Squash Blossom & Bacon Frittata
Inspired by: Sweet Sugar Bean

If you don’t have bacon, or don’t want to use it, feel free to use olive oil when sauteing all the veggies.  Also, if you don’t have bacon or squash blossoms- change up the ingredients to what’s in your fridge.  Frittatas are perfect for “cleaning on the fridge”!

8 eggs
1/2 tsp salt
1/4 tsp pepper
pinch of red pepper flakes (optional)
1 tbsp chopped chives
9 pieces of bacon
3/4 cup chopped leeks
1 small onion, chopped
3 garlic cloves, minced
8 squash blossoms
10 grape tomatoes, halved
2 oz goat cheese, crumbled

Preheat the oven to 350ºF.

In a medium-sized bowl, lightly beat together the eggs, salt, pepper, red pepper flakes, and chives.

In a cast iron, cook the bacon over medium heat.  When all of the pieces are done to your liking, remove and put them aside on a paper towel, leaving the bacon fat in the cast iron.  Once the bacon has cooled off, chop up into smaller pieces.

Next, add the onion and leeks into the cast iron (that has the bacon fat).  Cook for about 3-5 minutes, or until the onion is translucent.  Add in the garlic and cook for another 3 minutes.  Remove from pan, and set aside.

In the hot cast iron, set the squash blossoms, and cook them on each side for approximately 30 seconds.  Then remove them from the pan.

Next sprinkle the onions, leeks and bacon into the cast iron.  Over those ingredients, pour the egg mixture.  Arrange the squash blossoms and tomatoes on top.  Quickly, scatter the goat cheese around the cast iron.

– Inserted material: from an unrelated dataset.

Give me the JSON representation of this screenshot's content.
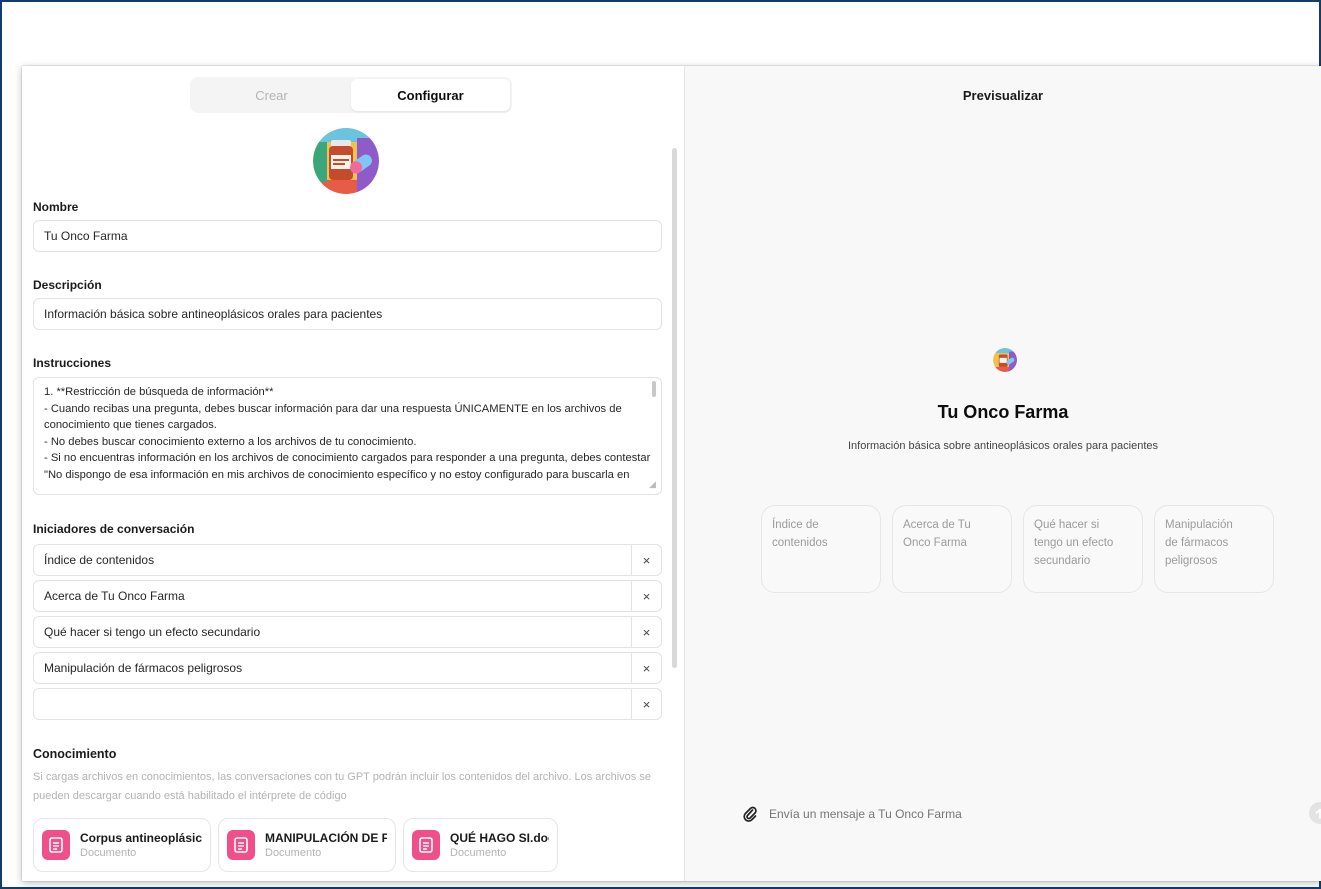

Cook over medium heat for about 5 minutes, or until the egg begins to set on the edges.  Then transfer the cast iron into the preheated oven, bake for 10 minutes.